To enhance opportunities for BIPOC communities in the Bay Area, Hip Hop For Change is reclaiming Hip Hop Culture as a vehicle for education, empowerment, and cultural innovation. The goal and objective of our education program is to inspire youth to have a new look at Hip Hop as a vehicle of healthy self-expression and community empowerment, as a means to navigate through the challenges that they are facing. We have provided Hip Hop and social justice education to over 25,000 students across the nation and the world, from the Bay Area to El Salvador.
- In 2020, Hip Hop For Change was awarded the William J. Zellerbach Award For Social Change and the SF Symphony's Ellen Magnin Newman Award.

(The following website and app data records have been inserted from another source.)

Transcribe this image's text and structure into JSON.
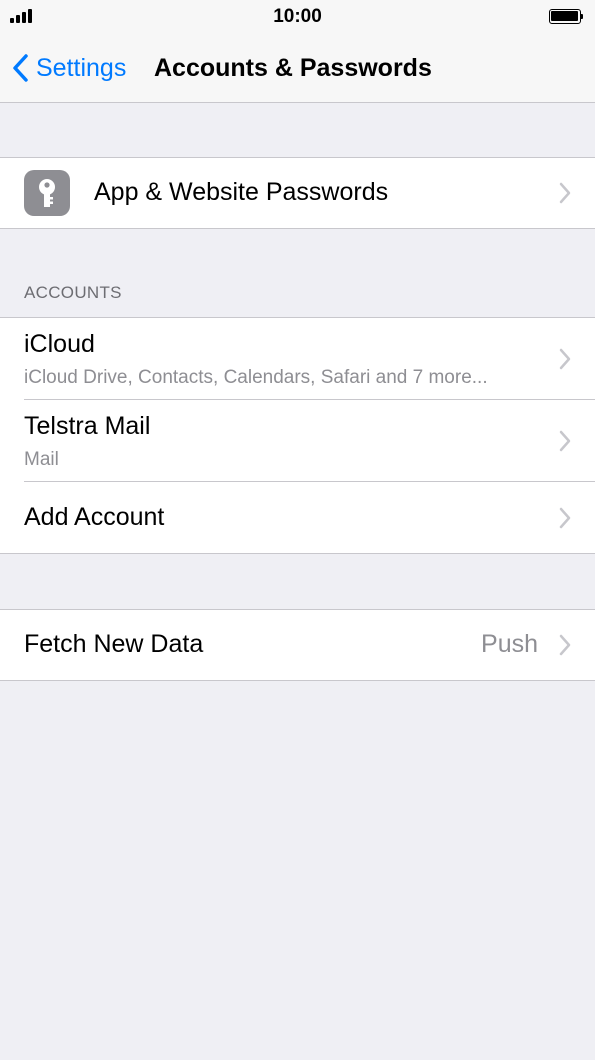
{
  "status_bar": {
    "time": "10:00",
    "signal_icon": "signal-bars-icon",
    "battery_icon": "battery-icon"
  },
  "nav": {
    "back_label": "Settings",
    "title": "Accounts & Passwords"
  },
  "passwords_row": {
    "label": "App & Website Passwords",
    "icon": "key-icon"
  },
  "accounts_section": {
    "header": "ACCOUNTS",
    "items": [
      {
        "title": "iCloud",
        "subtitle": "iCloud Drive, Contacts, Calendars, Safari and 7 more..."
      },
      {
        "title": "Telstra Mail",
        "subtitle": "Mail"
      },
      {
        "title": "Add Account"
      }
    ]
  },
  "fetch_row": {
    "label": "Fetch New Data",
    "value": "Push"
  },
  "colors": {
    "accent": "#007aff",
    "background": "#efeff4",
    "secondary_text": "#8e8e93"
  }
}
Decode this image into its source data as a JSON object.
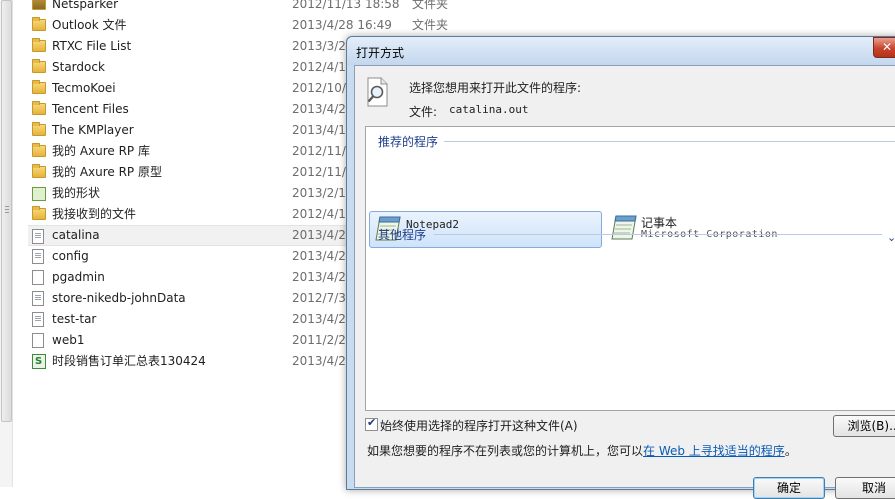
{
  "file_list": [
    {
      "name": "Netsparker",
      "date": "2012/11/13 18:58",
      "type": "文件夹",
      "icon": "folder-dark-icon"
    },
    {
      "name": "Outlook 文件",
      "date": "2013/4/28 16:49",
      "type": "文件夹",
      "icon": "folder-icon"
    },
    {
      "name": "RTXC File List",
      "date": "2013/3/2",
      "type": "",
      "icon": "folder-icon"
    },
    {
      "name": "Stardock",
      "date": "2012/4/1",
      "type": "",
      "icon": "folder-icon"
    },
    {
      "name": "TecmoKoei",
      "date": "2012/10/1",
      "type": "",
      "icon": "folder-icon"
    },
    {
      "name": "Tencent Files",
      "date": "2013/4/2",
      "type": "",
      "icon": "folder-icon"
    },
    {
      "name": "The KMPlayer",
      "date": "2013/4/1",
      "type": "",
      "icon": "folder-icon"
    },
    {
      "name": "我的 Axure RP 库",
      "date": "2012/11/2",
      "type": "",
      "icon": "folder-icon"
    },
    {
      "name": "我的 Axure RP 原型",
      "date": "2012/11/2",
      "type": "",
      "icon": "folder-icon"
    },
    {
      "name": "我的形状",
      "date": "2013/2/1",
      "type": "",
      "icon": "shapes-folder-icon"
    },
    {
      "name": "我接收到的文件",
      "date": "2012/4/1",
      "type": "",
      "icon": "folder-icon"
    },
    {
      "name": "catalina",
      "date": "2013/4/2",
      "type": "",
      "icon": "text-file-icon",
      "selected": true
    },
    {
      "name": "config",
      "date": "2013/4/2",
      "type": "",
      "icon": "text-file-icon"
    },
    {
      "name": "pgadmin",
      "date": "2013/4/2",
      "type": "",
      "icon": "blank-file-icon"
    },
    {
      "name": "store-nikedb-johnData",
      "date": "2012/7/3",
      "type": "",
      "icon": "text-file-icon"
    },
    {
      "name": "test-tar",
      "date": "2013/4/2",
      "type": "",
      "icon": "text-file-icon"
    },
    {
      "name": "web1",
      "date": "2011/2/2",
      "type": "",
      "icon": "blank-file-icon"
    },
    {
      "name": "时段销售订单汇总表130424",
      "date": "2013/4/2",
      "type": "",
      "icon": "spreadsheet-icon"
    }
  ],
  "dialog": {
    "title": "打开方式",
    "close_symbol": "✕",
    "prompt": "选择您想用来打开此文件的程序:",
    "file_label": "文件:",
    "file_name": "catalina.out",
    "recommended_header": "推荐的程序",
    "programs": [
      {
        "name": "Notepad2",
        "vendor": "",
        "selected": true,
        "icon": "notepad2-icon"
      },
      {
        "name": "记事本",
        "vendor": "Microsoft Corporation",
        "selected": false,
        "icon": "notepad-icon"
      }
    ],
    "other_header": "其他程序",
    "always_use_label": "始终使用选择的程序打开这种文件(A)",
    "always_use_checked": true,
    "browse_button": "浏览(B)...",
    "help_text": "如果您想要的程序不在列表或您的计算机上，您可以",
    "help_link": "在 Web 上寻找适当的程序",
    "help_suffix": "。",
    "ok_button": "确定",
    "cancel_button": "取消"
  },
  "colors": {
    "link": "#0a5bb5",
    "group_header": "#1e3e8a",
    "dialog_frame": "#c9dbee",
    "close_button": "#c8432b",
    "selection": "#cfe3f9"
  }
}
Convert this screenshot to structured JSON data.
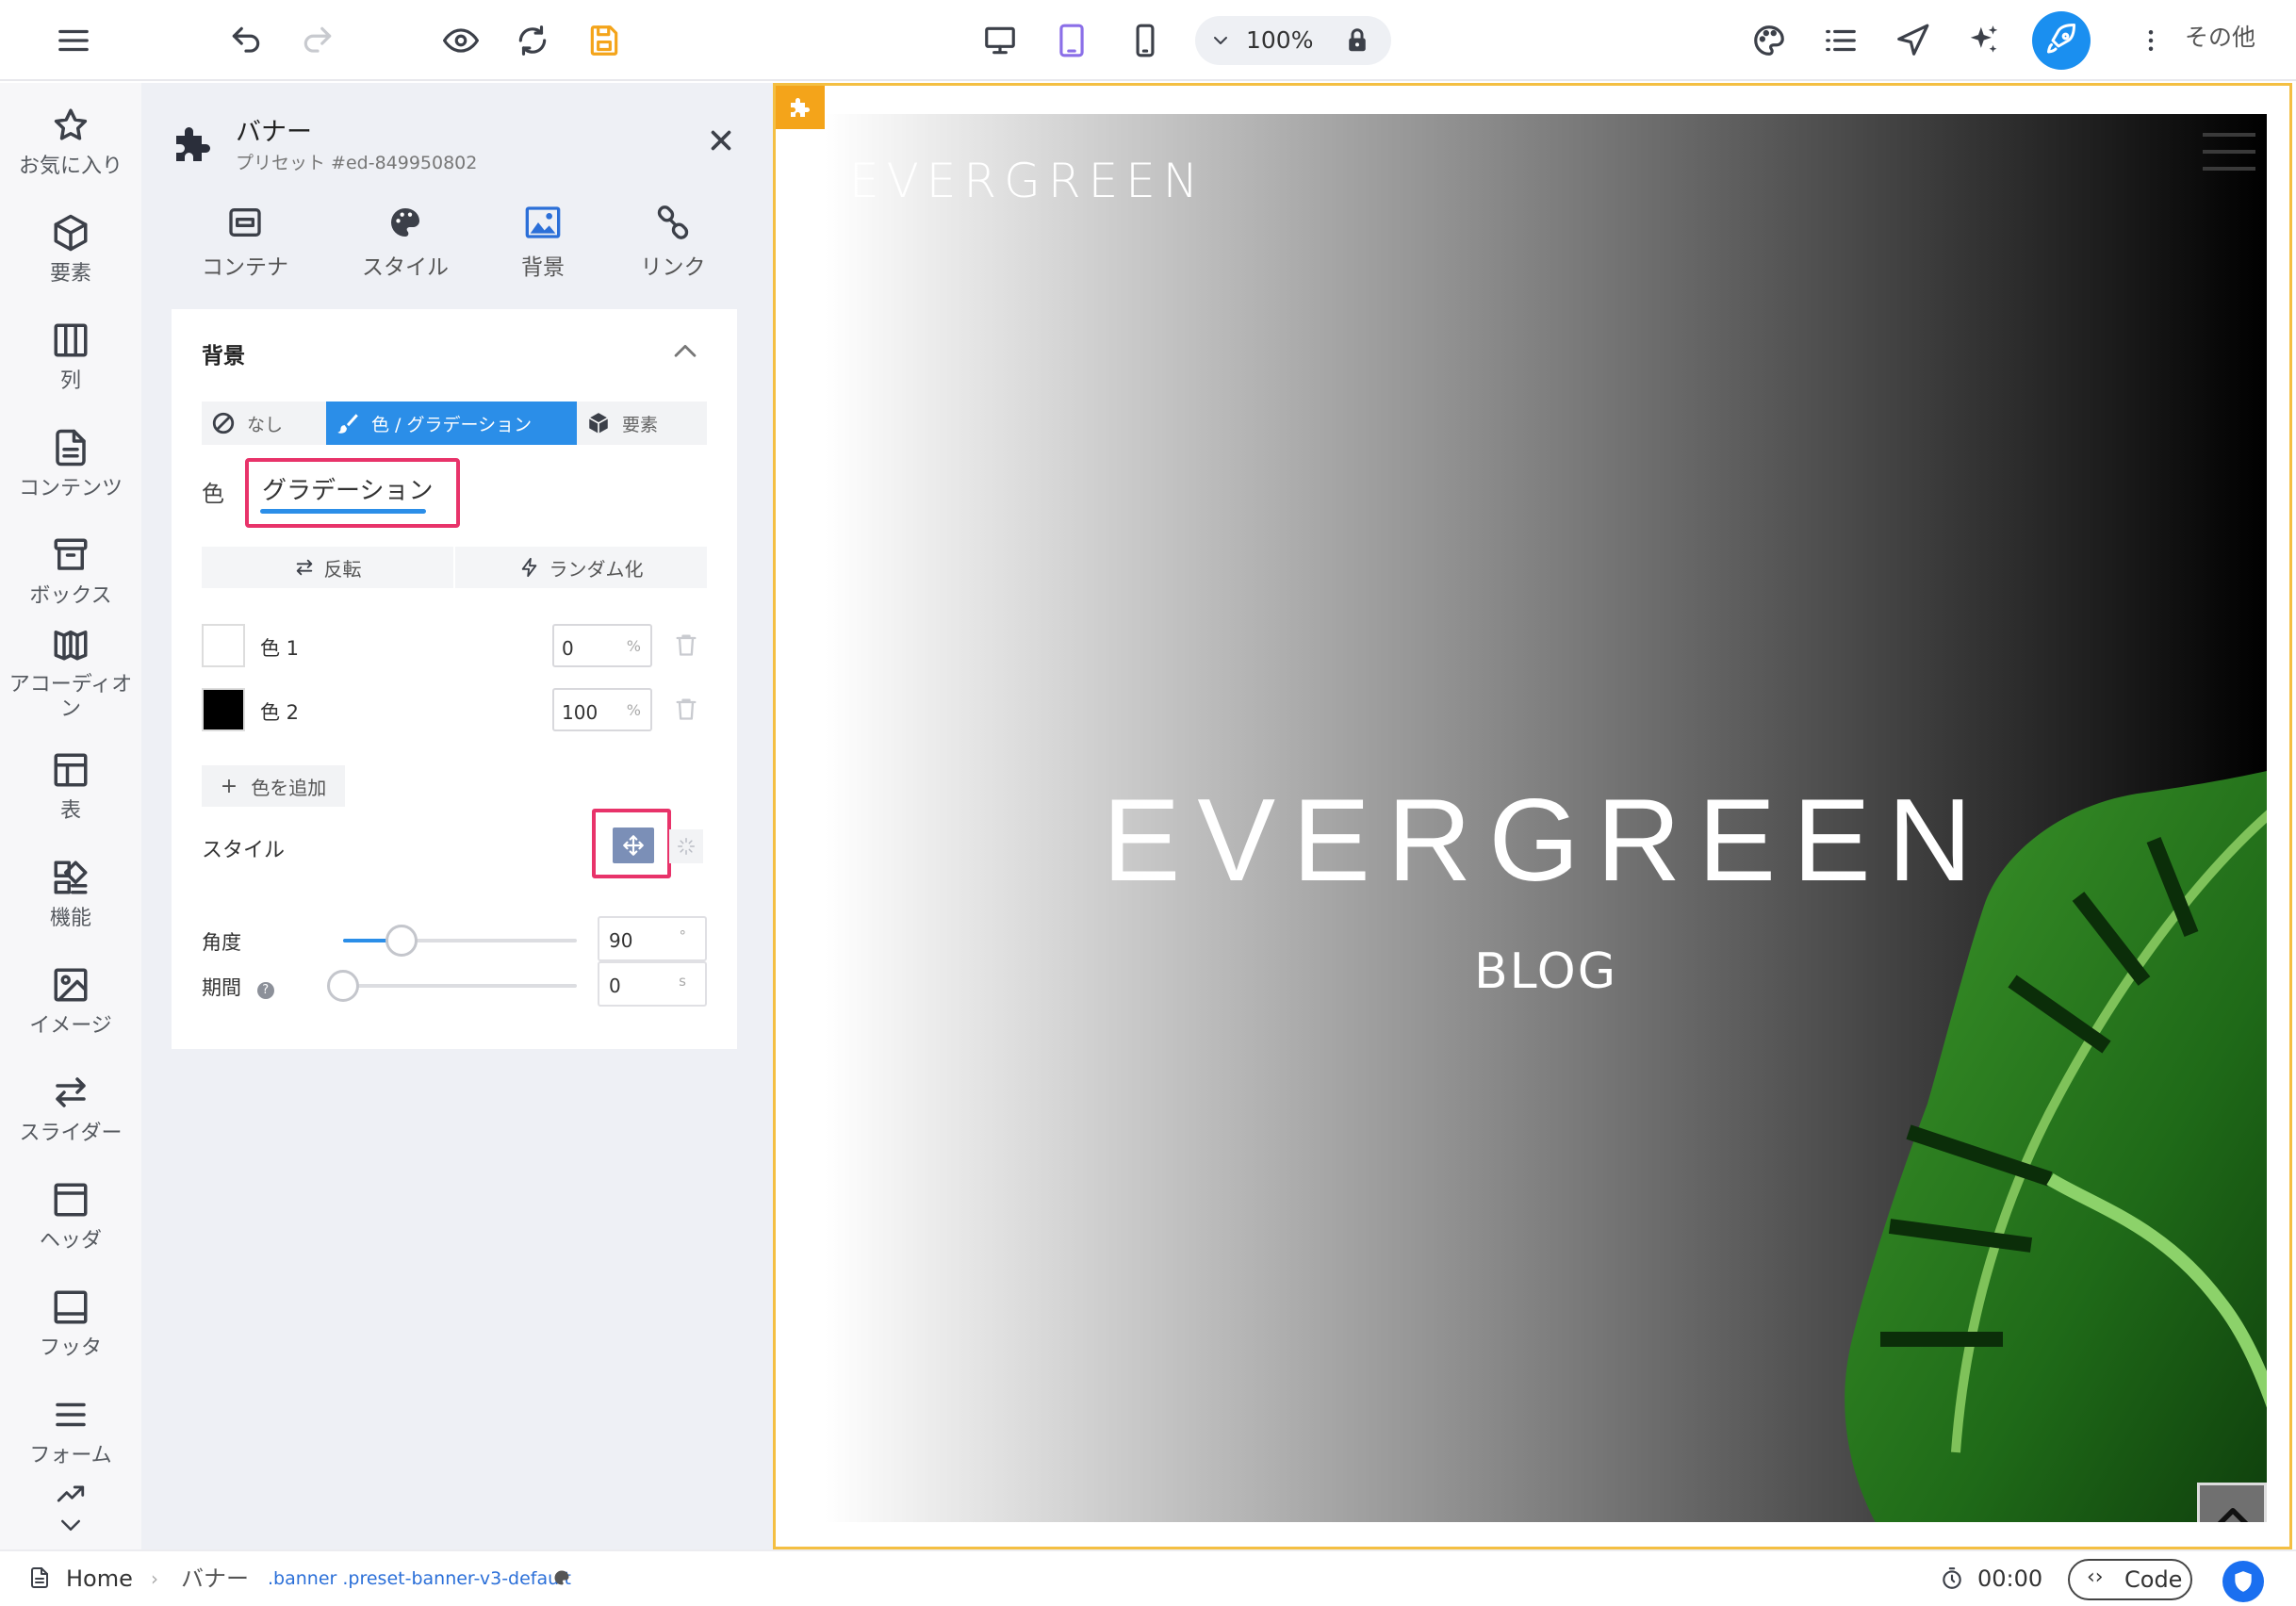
{
  "toolbar": {
    "zoom": "100%",
    "more_label": "その他",
    "accent": "#1a8ff0",
    "save_color": "#f4a41a",
    "active_device_color": "#8b6fe8"
  },
  "rail": {
    "items": [
      {
        "label": "お気に入り",
        "icon": "star-icon"
      },
      {
        "label": "要素",
        "icon": "cube-icon"
      },
      {
        "label": "列",
        "icon": "columns-icon"
      },
      {
        "label": "コンテンツ",
        "icon": "document-icon"
      },
      {
        "label": "ボックス",
        "icon": "box-icon"
      },
      {
        "label": "アコーディオン",
        "icon": "accordion-icon"
      },
      {
        "label": "表",
        "icon": "table-icon"
      },
      {
        "label": "機能",
        "icon": "features-icon"
      },
      {
        "label": "イメージ",
        "icon": "image-icon"
      },
      {
        "label": "スライダー",
        "icon": "slider-icon"
      },
      {
        "label": "ヘッダ",
        "icon": "header-icon"
      },
      {
        "label": "フッタ",
        "icon": "footer-icon"
      },
      {
        "label": "フォーム",
        "icon": "form-icon"
      }
    ]
  },
  "panel": {
    "title": "バナー",
    "subtitle": "プリセット #ed-849950802",
    "tabs": [
      {
        "label": "コンテナ"
      },
      {
        "label": "スタイル"
      },
      {
        "label": "背景"
      },
      {
        "label": "リンク"
      }
    ],
    "section_title": "背景",
    "bg_types": [
      {
        "label": "なし"
      },
      {
        "label": "色 / グラデーション"
      },
      {
        "label": "要素"
      }
    ],
    "color_label": "色",
    "color_tab": "グラデーション",
    "reverse_label": "反転",
    "random_label": "ランダム化",
    "colors": [
      {
        "label": "色 1",
        "value": "0",
        "unit": "%",
        "swatch": "#ffffff"
      },
      {
        "label": "色 2",
        "value": "100",
        "unit": "%",
        "swatch": "#000000"
      }
    ],
    "add_color": "色を追加",
    "style_label": "スタイル",
    "angle": {
      "label": "角度",
      "value": "90",
      "unit": "°",
      "fraction": 0.25
    },
    "duration": {
      "label": "期間",
      "value": "0",
      "unit": "s",
      "fraction": 0
    }
  },
  "canvas": {
    "logo_small": "EVERGREEN",
    "hero_title": "EVERGREEN",
    "hero_subtitle": "BLOG",
    "frame_color": "#f4bf42"
  },
  "statusbar": {
    "home": "Home",
    "element": "バナー",
    "classes": ".banner .preset-banner-v3-default",
    "timer": "00:00",
    "code_label": "Code"
  }
}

RECENT PROJECT: We are currently building a FREE RECORDING STUDIO in Oakland, California for youth to explore their creative passions, heal from their collective trauma, and learn about true Hip Hop Culture rooted in peace, love, unity, and having fun!
Hip Hop For Change Studios will also be utilized as a safe space to help Oakland transitional youth reintegrate themselves back into our community. We believe that culturally relevant re-entry programs can offer effective methods for sustainable reform. Hip Hop For Change will be partnering with Alameda County Detention Center under the purview of the Alameda County Probation Department in connecting their Oakland youth to our resources, artists, and organizations as a part of their reintegration process.
Let’s give the youth the free studio they deserve! Donate today!
BLACK HISTORY MONTH: “Black history is American History.” At HH4C, we teach students across the nation and the world about real American history and how it was shaped by Black leaders and freedom fighters. We give them history that speaks to their diverse cultures and experiences because representation in education is fundamental to academic achievement.
Oddly enough, Blackness which is often always ridiculed, rejected, and demonized any other month of the year is celebrated in February. Celebrating Blackness, in all of its diverse and diasporic forms across the world is something revolutionary in itself. While the Black experience is often characterized by adversity and hardship, we mustn’t forget that the Black story is also one of great resilience, triumph, and unparalleled beauty. Black people are and have always been the roses that grew from the concrete. Today, and every day, we celebrate Blackness in all of its forms. Please donate today to our Black History Month Campaign to help us continue the fight for Black dreams and Black futures!